When you catch a cold, from your elementary hours down to your last high school day (and for some even through university), your parents made you chicken noodle soup. You could skip school and stay in bed all day; maybe eat a donut or two. Other than the fact that you’ve become a puffy-eyed snot machine for a few days, catching a cold was really not all that bad. But that all changes when you’ve become an adult and you’re completely on your own.
I’ve had the worst cold for a few days now, and yet I still have to go out and run errands and do homework and attend class. My room is a pig-sty because I’ve been too congested and cloud-headed to make my bed. This is a huge deal for me because I am a neat freak. Of course I should catch a cold during all the most important of times: midterms, operating power tools for woodcutting, volunteering at OCAD’s open house this weekend, and training at a manufacturing plant.
If only I didn’t have sculpture class.

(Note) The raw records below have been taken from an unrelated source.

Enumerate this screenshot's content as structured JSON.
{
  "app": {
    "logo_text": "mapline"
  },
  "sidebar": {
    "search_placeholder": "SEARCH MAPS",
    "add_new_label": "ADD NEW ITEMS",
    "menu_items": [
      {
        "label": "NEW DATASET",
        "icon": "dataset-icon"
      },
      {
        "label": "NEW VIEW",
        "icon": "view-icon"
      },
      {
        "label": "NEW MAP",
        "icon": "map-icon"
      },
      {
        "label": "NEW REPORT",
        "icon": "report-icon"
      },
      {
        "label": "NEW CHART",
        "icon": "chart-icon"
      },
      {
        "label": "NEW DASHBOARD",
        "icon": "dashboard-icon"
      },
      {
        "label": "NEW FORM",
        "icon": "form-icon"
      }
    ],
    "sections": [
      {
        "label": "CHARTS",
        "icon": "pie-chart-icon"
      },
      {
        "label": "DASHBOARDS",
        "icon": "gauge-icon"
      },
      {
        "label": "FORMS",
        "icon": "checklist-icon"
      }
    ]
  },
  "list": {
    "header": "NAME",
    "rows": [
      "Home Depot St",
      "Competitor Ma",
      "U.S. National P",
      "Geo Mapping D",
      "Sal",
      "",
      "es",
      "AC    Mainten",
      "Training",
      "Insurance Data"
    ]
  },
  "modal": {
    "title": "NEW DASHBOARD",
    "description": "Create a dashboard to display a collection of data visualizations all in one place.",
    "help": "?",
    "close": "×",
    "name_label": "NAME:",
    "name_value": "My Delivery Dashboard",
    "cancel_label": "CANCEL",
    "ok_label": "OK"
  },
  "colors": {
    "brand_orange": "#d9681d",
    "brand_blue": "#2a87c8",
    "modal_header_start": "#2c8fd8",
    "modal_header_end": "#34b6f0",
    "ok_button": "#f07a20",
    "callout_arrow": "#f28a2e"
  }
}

I really dislike this class (dare I say hate?). It’s not because of the professor or the assignments, I just don’t like this medium at all. With a passion. I was never fond of making things. Crafts were the worst… even in preschool I’d hate those stupid paper collages and making necklaces. I’m still trying (not just attempting a minimal pass), but it makes me dislike OCAD a lot of the time. If I really think about, I actually like all the other classes, but the fact that sculpture is always somewhere in the back of my mind makes the entire experience unenjoyable at times.
But I really should stop complaining. The best advice to follow is your own, right? I’m usually annoyed with complainers because you either a.) deal with it, or b.) take the necessary steps to fix it. But I often find myself complaining about the most minute things… like sculpture class. It goes by quickly and I’m still learning something. Whether or not I implement sculptural ideas, it still opens your eyes to other forms of art and allows you to appreciate how hard successful sculptors work. From now on I will try to be more optimistic.
By the way, for those of you coming to live in Toronto from another town… don’t get stuck on a rental contract. In fact, if you can get four month contracts or even half-year contracts, go with those. You should really come for a few months just to get to know the city, where things are, and what your schedule is like so you can organize transportation times/costs. Give different spaces a try before settling down with a permanent residence and start interior decorating. I very much regret signing a one-year contract, and am definitely going to go with short terms contracts next, at least until I graduate and have a fixed yearly schedule.
I apologize for this random post. Due to my cold, my head is screwy and I will not bother with editing my writing.